Lipsey’s “Affinity of Form” exhibit will be open through Tuesday, November 2, 2010 in the gallery in the Duderstadt Center.
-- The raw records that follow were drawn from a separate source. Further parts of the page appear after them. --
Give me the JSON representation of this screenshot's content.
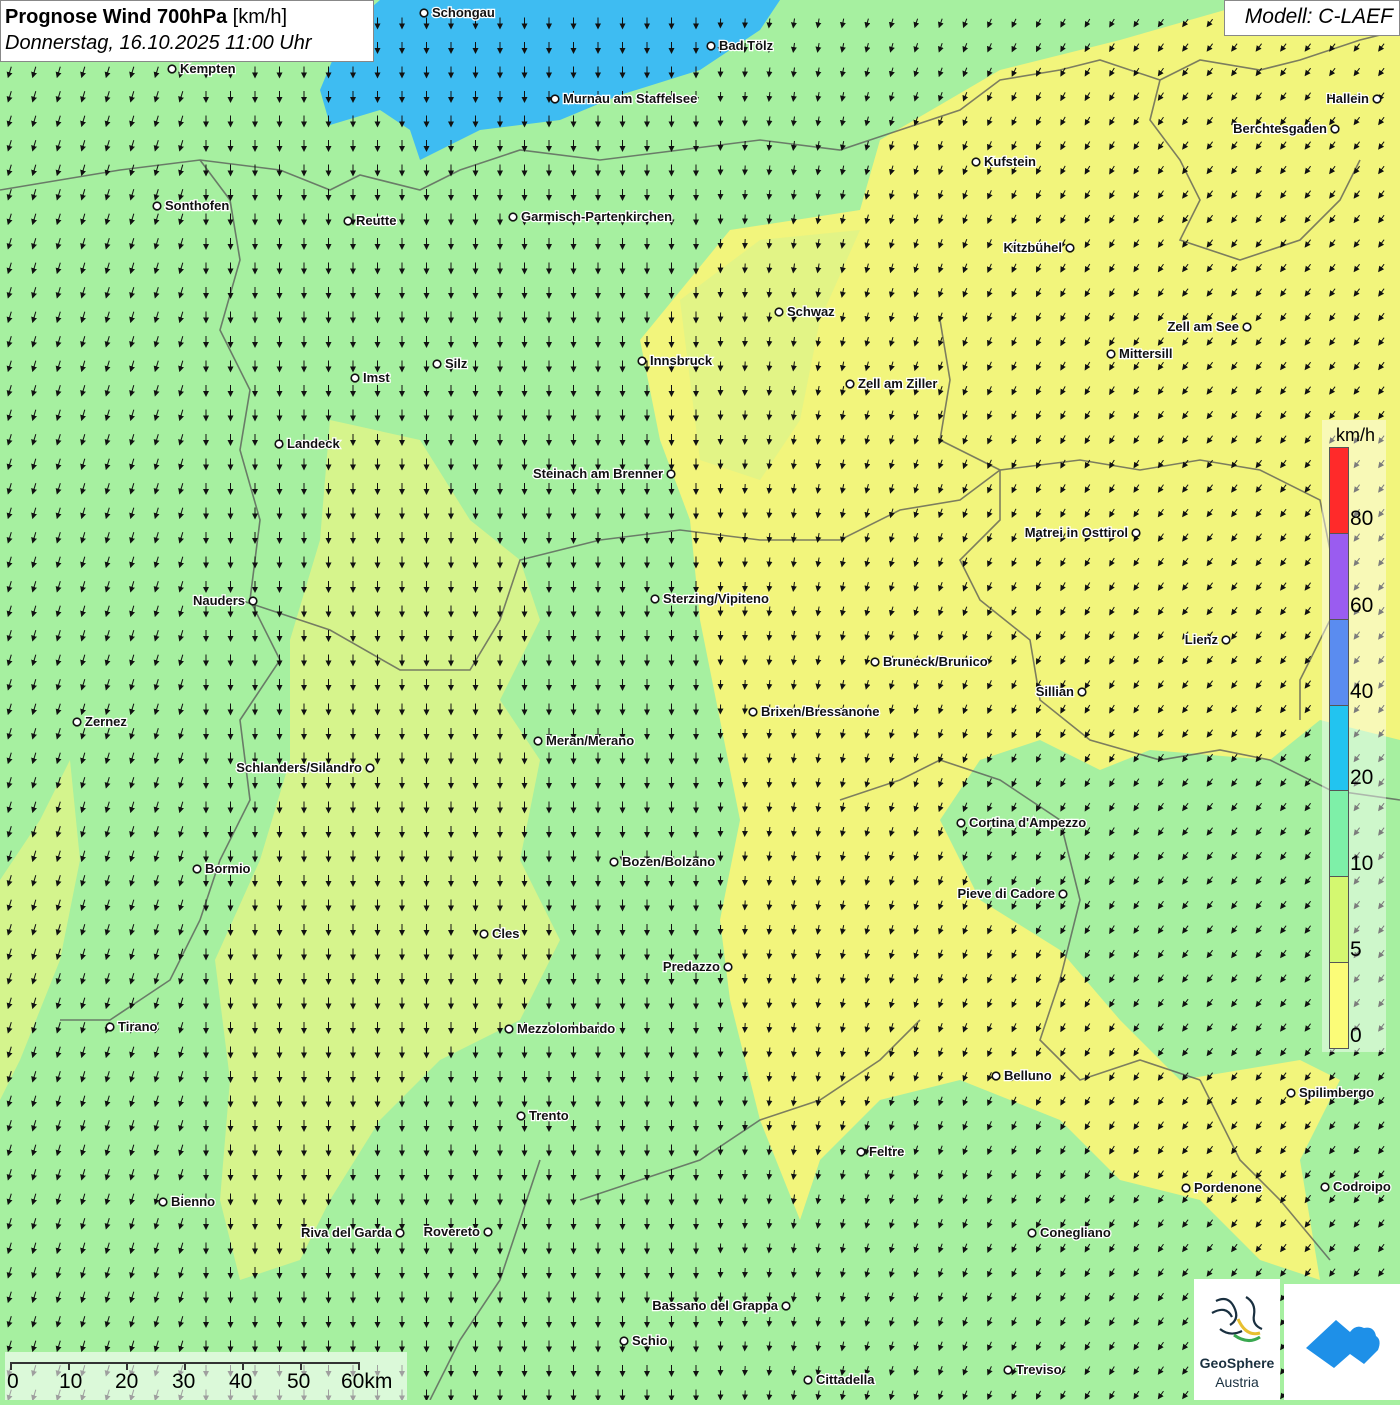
{
  "title": {
    "bold": "Prognose Wind 700hPa",
    "unit": "[km/h]",
    "datetime": "Donnerstag, 16.10.2025 11:00 Uhr"
  },
  "model": "Modell: C-LAEF",
  "legend": {
    "unit": "km/h",
    "labels": [
      "80",
      "60",
      "40",
      "20",
      "10",
      "5",
      "0"
    ],
    "colors": [
      "#ff2a2a",
      "#9a5cf0",
      "#5a8cf0",
      "#22c4f0",
      "#7ef0a8",
      "#d4f870",
      "#fbfc78"
    ]
  },
  "scalebar": {
    "labels": [
      "0",
      "10",
      "20",
      "30",
      "40",
      "50",
      "60km"
    ]
  },
  "logo": {
    "line1": "GeoSphere",
    "line2": "Austria"
  },
  "colors": {
    "lake": "#3ebcf2",
    "green_bg": "#a6f0a0",
    "yellow": "#f5f47a",
    "yellow_green": "#dcf48a",
    "border": "#555555"
  },
  "cities": [
    {
      "name": "Schongau"
    },
    {
      "name": "Bad Tölz"
    },
    {
      "name": "Kempten"
    },
    {
      "name": "Murnau am Staffelsee"
    },
    {
      "name": "Hallein"
    },
    {
      "name": "Berchtesgaden"
    },
    {
      "name": "Kufstein"
    },
    {
      "name": "Sonthofen"
    },
    {
      "name": "Reutte"
    },
    {
      "name": "Garmisch-Partenkirchen"
    },
    {
      "name": "Kitzbühel"
    },
    {
      "name": "Schwaz"
    },
    {
      "name": "Zell am See"
    },
    {
      "name": "Mittersill"
    },
    {
      "name": "Innsbruck"
    },
    {
      "name": "Silz"
    },
    {
      "name": "Imst"
    },
    {
      "name": "Zell am Ziller"
    },
    {
      "name": "Landeck"
    },
    {
      "name": "Steinach am Brenner"
    },
    {
      "name": "Matrei in Osttirol"
    },
    {
      "name": "Nauders"
    },
    {
      "name": "Sterzing/Vipiteno"
    },
    {
      "name": "Lienz"
    },
    {
      "name": "Bruneck/Brunico"
    },
    {
      "name": "Sillian"
    },
    {
      "name": "Brixen/Bressanone"
    },
    {
      "name": "Zernez"
    },
    {
      "name": "Meran/Merano"
    },
    {
      "name": "Schlanders/Silandro"
    },
    {
      "name": "Cortina d'Ampezzo"
    },
    {
      "name": "Bozen/Bolzano"
    },
    {
      "name": "Bormio"
    },
    {
      "name": "Pieve di Cadore"
    },
    {
      "name": "Cles"
    },
    {
      "name": "Predazzo"
    },
    {
      "name": "Tirano"
    },
    {
      "name": "Mezzolombardo"
    },
    {
      "name": "Belluno"
    },
    {
      "name": "Spilimbergo"
    },
    {
      "name": "Trento"
    },
    {
      "name": "Feltre"
    },
    {
      "name": "Pordenone"
    },
    {
      "name": "Codroipo"
    },
    {
      "name": "Bienno"
    },
    {
      "name": "Riva del Garda"
    },
    {
      "name": "Rovereto"
    },
    {
      "name": "Conegliano"
    },
    {
      "name": "Bassano del Grappa"
    },
    {
      "name": "Schio"
    },
    {
      "name": "Treviso"
    },
    {
      "name": "Cittadella"
    }
  ]
}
It’s a beautiful exhibit, and I encourage you to stop in and look around.
When I say I hate Winter, I need to add the disclaimer that itâ€™s not the bitter cold temperatures or the layer of clothes that really makes me sad; what it comes down to is that I hate winterâ€™s confinements to the indoors.Â As my Women Studies roommates would say, â€œWinter is oppressive!â€Â So, what I really dislike about winter is that it holds me captive to the indoors for far too long.
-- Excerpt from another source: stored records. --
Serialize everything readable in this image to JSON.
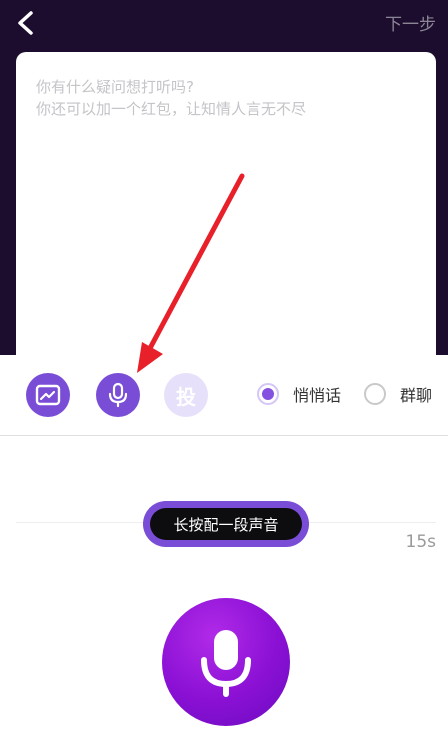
{
  "header": {
    "back_icon": "chevron-left-icon",
    "next_label": "下一步"
  },
  "editor": {
    "placeholder_line1": "你有什么疑问想打听吗?",
    "placeholder_line2": "你还可以加一个红包，让知情人言无不尽"
  },
  "toolbar": {
    "image_icon": "image-icon",
    "mic_icon": "microphone-icon",
    "vote_label": "投",
    "options": [
      {
        "label": "悄悄话",
        "selected": true
      },
      {
        "label": "群聊",
        "selected": false
      }
    ]
  },
  "recorder": {
    "hold_label": "长按配一段声音",
    "duration": "15s",
    "record_icon": "microphone-icon"
  },
  "colors": {
    "accent": "#7a4dd6",
    "dark_header": "#1c0c2e",
    "annotation_arrow": "#e8202a"
  }
}
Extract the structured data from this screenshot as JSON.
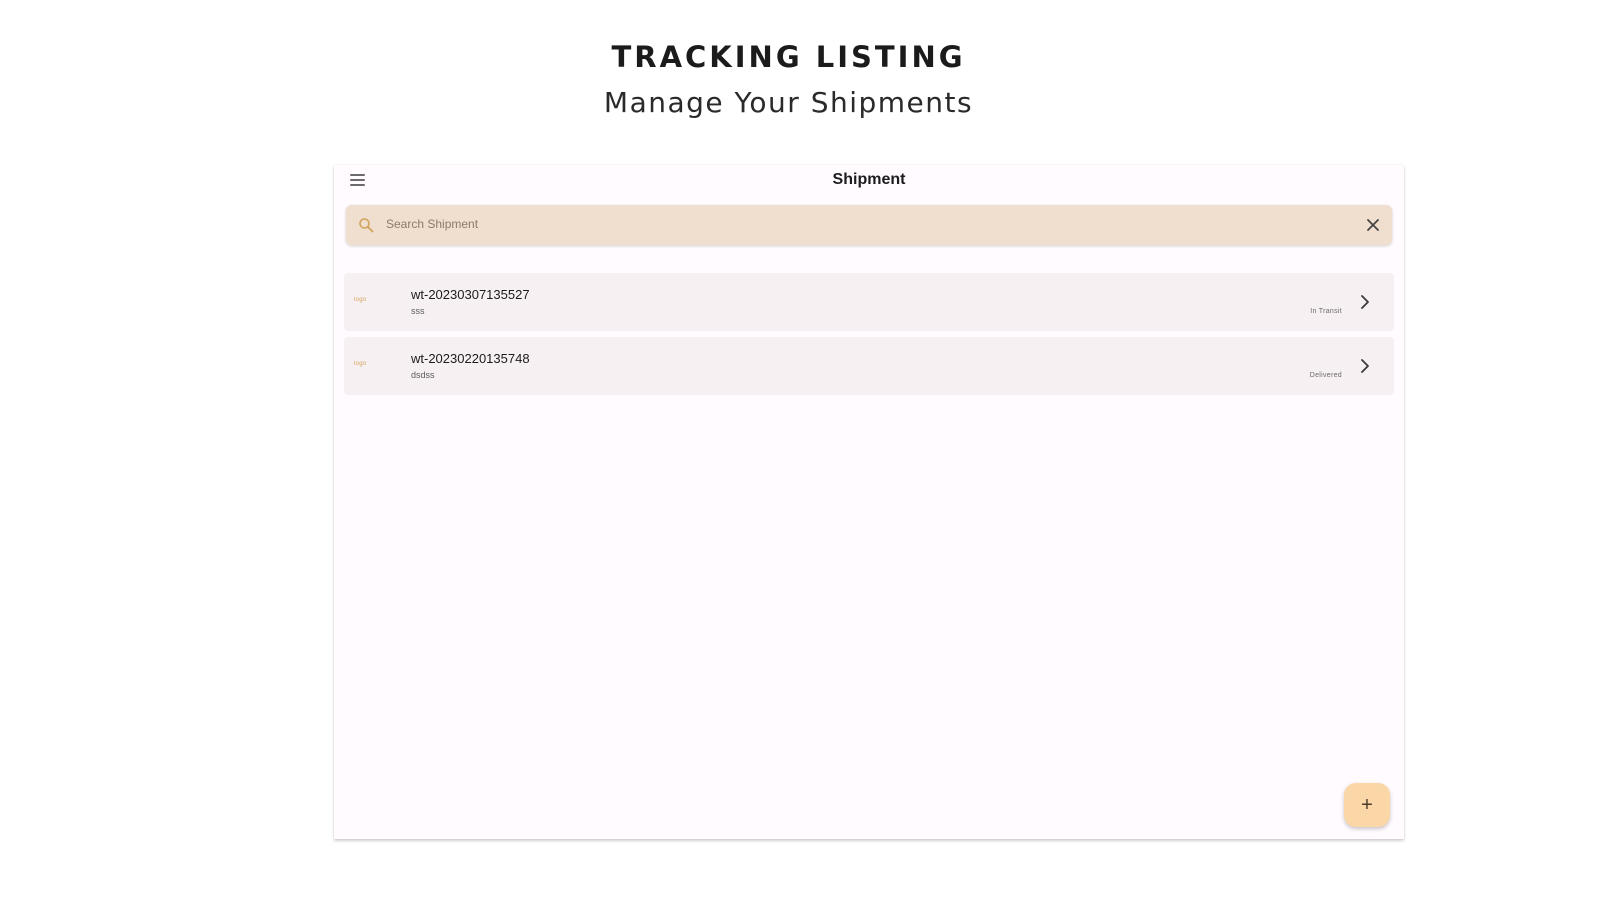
{
  "hero": {
    "title": "TRACKING LISTING",
    "subtitle": "Manage Your Shipments"
  },
  "appbar": {
    "title": "Shipment",
    "menu_icon": "menu-icon"
  },
  "search": {
    "placeholder": "Search Shipment",
    "value": "",
    "search_icon": "search-icon",
    "clear_icon": "close-icon"
  },
  "shipments": [
    {
      "logo": "logo",
      "tracking_id": "wt-20230307135527",
      "description": "sss",
      "status": "In Transit",
      "action_icon": "chevron-right-icon"
    },
    {
      "logo": "logo",
      "tracking_id": "wt-20230220135748",
      "description": "dsdss",
      "status": "Delivered",
      "action_icon": "chevron-right-icon"
    }
  ],
  "fab": {
    "label": "+",
    "icon": "add-icon"
  },
  "colors": {
    "search_background": "#f0dfcf",
    "list_item_background": "#f6f0f2",
    "fab_background": "#fbd7a7",
    "accent": "#d2a45b",
    "surface": "#fffbfe"
  }
}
The stem of this hate, I realized only recently.Â As winter fast approaches, and jackets begin to emerge from the bowels of homes, I have become increasingly aware of my fate.Â No longer can I wear shorts or tang tops, exposing my skin to the warmth and comfort of the sun.Â Soon the sun must pass through layer upon layer of clothing in order to warm my body; and thatâ€™s only when it decides to show itself.Â Being October 20th, I am extremely content with the way the weather is fairing.Â I have seen the sun everyday for the past 10 days and I want nature to progress in this manner, although as the saying goes, all good things must come to an end.
Before the Earth tilts any further, and we are all restricted to the indoors, I see to it that it is my earthling duty to call upon your attention to one of the most magical places in Ann Arbor; the Arboretum.Â I recommend you walk to the Arb after an early morning at the Farmerâ€™s Market in Kerrytown where you fill your morning void with coffee or cider and donuts.Â Then I direct you to take your happy full tummies on a lovely stroll to the Arb.Â Depending on what Saturday you go, you may find pleasure in passing far too many drunken students before 10 am getting rowdy for one of the most valued events in our countryâ€¦Football.Â Passing these students will make you smile based on the pure absurdity of it all.
As you continue to walk out of the crazy zone, you will find screams and loud music replaced by crunchy leaves and howling winds.Â If you catch the morning just right, the sun will gleam on the changing trees, making you think you suddenly stepped into a fairytale.Â You will pass a cemetery on your left as you approach the Arb that will put any fear of death out of mind due to the serenity and peacefulness of the crowded leafy ground and sunlight peering through the thinning trees.
By the time you come to the Arb your morning activities have prepped you for the right frame of mind to appreciate nature and the calmness you feel within.Â Bring a date, a friend or go alone, and make sure to make a fall memory before time slips away and into winter.